Journal Issue: Financing Child Care Volume 6 Number 2 Summer/Fall 1996
Since the early 1980s, estimates of the size of the overall homeless population have ranged from 192,000 to three million.6 An important reason for this variance in the estimates is different definitions of homelessness.
Two broad groups of individuals can be included in a definition of the homeless. The first is often called the literally homeless, people who have no permanent homes and spend the night in places such as the street, cars, or emergency shelters.7 The other group sometimes considered homeless is the precariously housed population. People who are precariously housed are in danger of becoming literally homeless because they have no place of their own to live or their current housing situation is tenuous. This group includes, among others, people who are doubled up—those who are living for short periods of time with friends or relatives and thus lack a fixed, regular nighttime residence. Children often appear among the precariously housed population because parents who become homeless may place their children with friends or relatives in order to avoid literal homelessness for them. Because some individuals and families choose to share housing as a regular, stable, and long-term arrangement, distinguishing the precariously housed from those in stable sharing arrangements is difficult.
The official definition of homelessness used by government agencies for determining eligibility for services is found in the 1987 Stewart B. McKinney Homeless Assistance Act, the first comprehensive federal law dealing with emergency assistance for the homeless. The act defines a homeless person as:
(1) an individual who lacks a fixed, regular, and adequate nighttime residence; [or]
(2) an individual who has a primary nighttime residence that is—
- a supervised or publicly operated shelter designed to provide temporary living accommodations (including welfare hotels, congregate shelters, and transitional housing for the mentally ill);
- an institution that provides a temporary residence for individuals intended to be institutionalized; or
- a public or private place not designed for, or ordinarily used as, a regular sleeping accommodation for human beings.8
The McKinney definition includes many of the literally homeless population, although it excludes individuals in jails.
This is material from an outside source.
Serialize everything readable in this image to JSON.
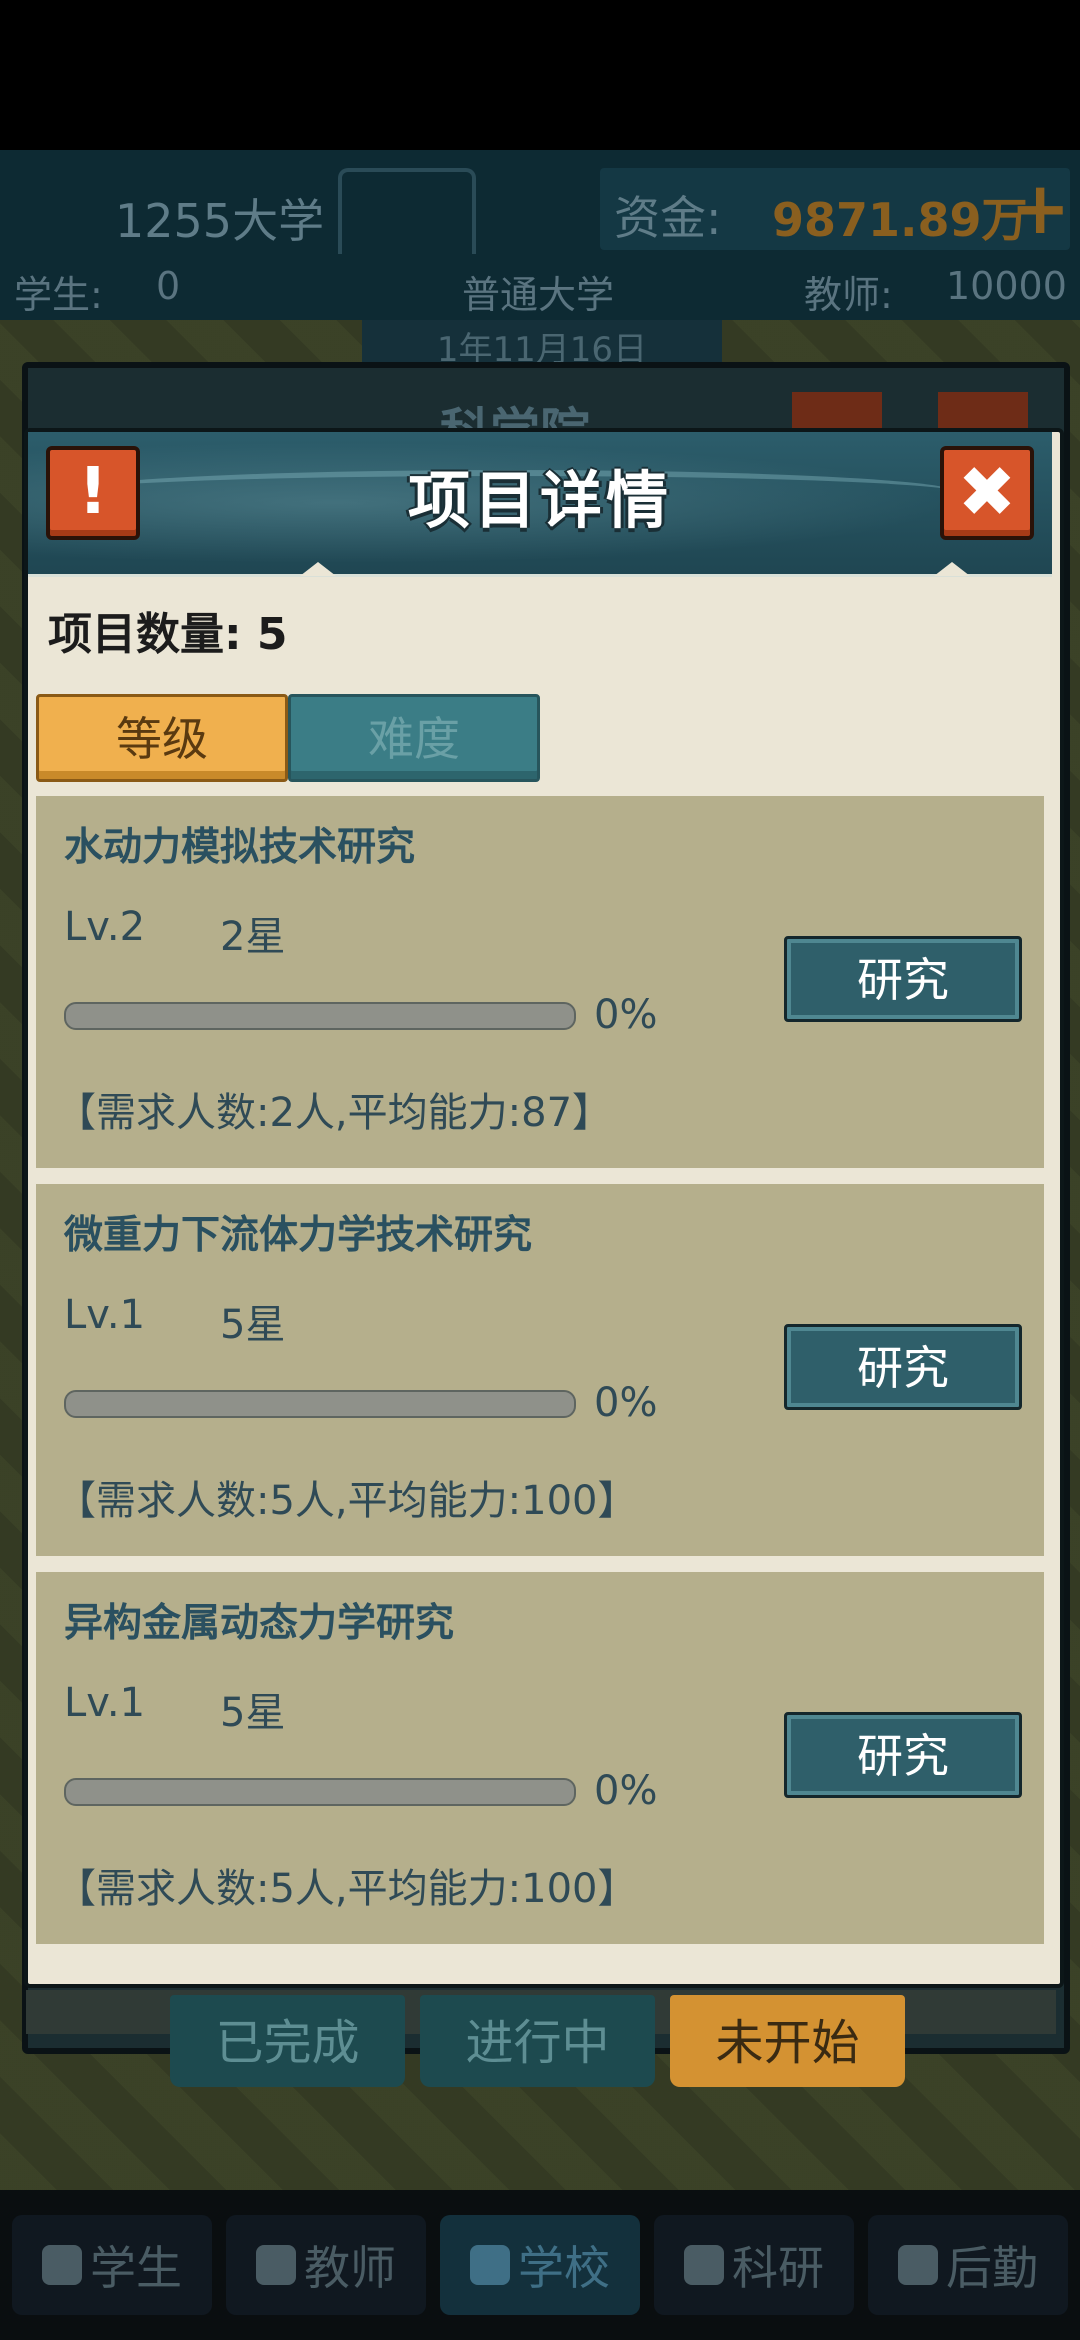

It may or may not include the precariously housed, depending on the interpretation of "fixed, regular, and adequate nighttime residence." This ambiguity makes the McKinney definition difficult to use for data collection.
The existence of an official definition does not mean that the government has assumed responsibility for counting the homeless. In fact, other than making administrative counts of the homeless in some jurisdictions, no agency is charged with keeping track of the size of the homeless population. The McKinney programs are largely designed to address emergency housing needs and have no mandate to monitor the size of the homeless population. Therefore, many groups, each with its own political and social agenda, have attempted to fill this measurement gap.
Every attempt to measure the homeless population requires practical decisions about specific subgroups to include or not include in the estimates. People living in single-room occupancy (SRO) hotels, minors in shelters for runaways, people in nursing homes, and women in battered-women's shelters might all be defined as homeless under the McKinney definition, but they are often excluded from counts of the homeless population.9 As a practical matter, many studies use participation in programs and services as the basis of their estimates, but this approach runs the risk of not counting the homeless who do not contact those programs and services. When counting homeless families and children, even more definitional issues are involved. Depending on the definition, an 18-year-old can be counted as a homeless adult or a homeless child, and a mother and father in a shelter without their children present may or may not be considered a family.
Aside from differences in definitions, another source of variability in published estimates of the size of the homeless population is the diverse statistics used to describe the population. The two most frequently reported statistics are nightly counts (or point prevalence) and annual prevalence. Nightly counts measure the number of people who are homeless at one point in time. This type of estimate presents a "snapshot" of the size and composition of the homeless population. The point in time chosen for the nightly count can affect an estimate because there are typically more homeless people at the end of the month (when government assistance money runs out) and in the summer months.10 A nightly count can, however, provide a useful estimate of the number of homeless people who may need services on a given day.
Annual measures provide estimates of the number of people who are ever homeless over the course of a year. Because homelessness tends to happen intermittently for many people, the annual counts result in much higher estimates of the number of homeless people than the nightly counts. The duration of homelessness can have a large impact on estimates of annual prevalence. Efforts to count the homeless at different points in time may count the same people twice if people tend to be homeless longer than the time that elapsed between the counts.11
Variations in the duration of homelessness can also affect the mix of services that families need. A family experiencing a short, one-time bout of homelessness is likely to be affected in other ways and to need different services than one that is homeless repeatedly and intermittently. Families that have been homeless continuously for an extended period may need still different services. However, these key data about homeless families, the duration of homelessness and number of homeless episodes, are difficult to estimate because of the lack of tracking systems for the homeless and the anonymous nature of many of the services that are provided.